DATA EXTRACTS →
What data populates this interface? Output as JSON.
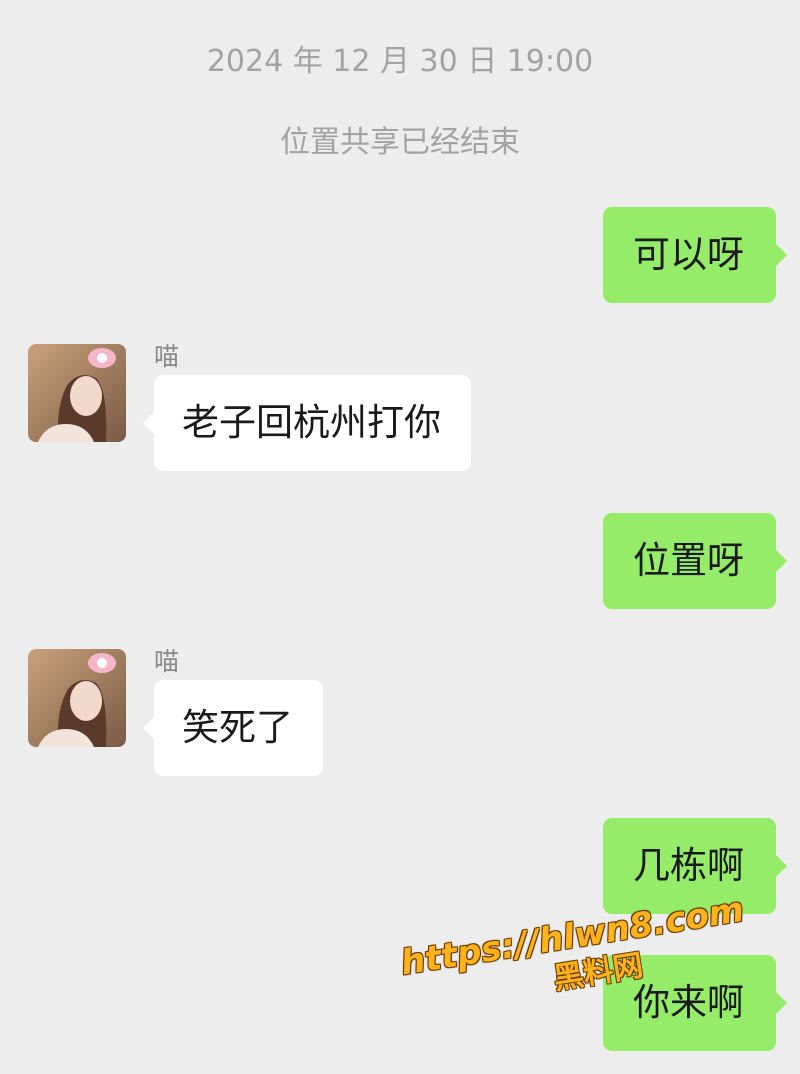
{
  "chat": {
    "timestamp": "2024 年 12 月 30 日 19:00",
    "system_note": "位置共享已经结束",
    "messages": [
      {
        "direction": "out",
        "text": "可以呀"
      },
      {
        "direction": "in",
        "sender": "喵",
        "text": "老子回杭州打你"
      },
      {
        "direction": "out",
        "text": "位置呀"
      },
      {
        "direction": "in",
        "sender": "喵",
        "text": "笑死了"
      },
      {
        "direction": "out",
        "text": "几栋啊"
      },
      {
        "direction": "out",
        "text": "你来啊"
      }
    ]
  },
  "watermark": {
    "url": "https://hlwn8.com",
    "name": "黑料网"
  },
  "colors": {
    "background": "#ededed",
    "outgoing_bubble": "#95ec69",
    "incoming_bubble": "#ffffff",
    "meta_text": "#a3a3a3",
    "watermark": "#ffb31a"
  }
}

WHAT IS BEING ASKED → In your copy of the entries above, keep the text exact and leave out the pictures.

TASK RESULT →
What data populates this interface? Output as JSON.
{
  "chat": {
    "timestamp": "2024 年 12 月 30 日 19:00",
    "system_note": "位置共享已经结束",
    "messages": [
      {
        "direction": "out",
        "text": "可以呀"
      },
      {
        "direction": "in",
        "sender": "喵",
        "text": "老子回杭州打你"
      },
      {
        "direction": "out",
        "text": "位置呀"
      },
      {
        "direction": "in",
        "sender": "喵",
        "text": "笑死了"
      },
      {
        "direction": "out",
        "text": "几栋啊"
      },
      {
        "direction": "out",
        "text": "你来啊"
      }
    ]
  },
  "watermark": {
    "url": "https://hlwn8.com",
    "name": "黑料网"
  },
  "colors": {
    "background": "#ededed",
    "outgoing_bubble": "#95ec69",
    "incoming_bubble": "#ffffff",
    "meta_text": "#a3a3a3",
    "watermark": "#ffb31a"
  }
}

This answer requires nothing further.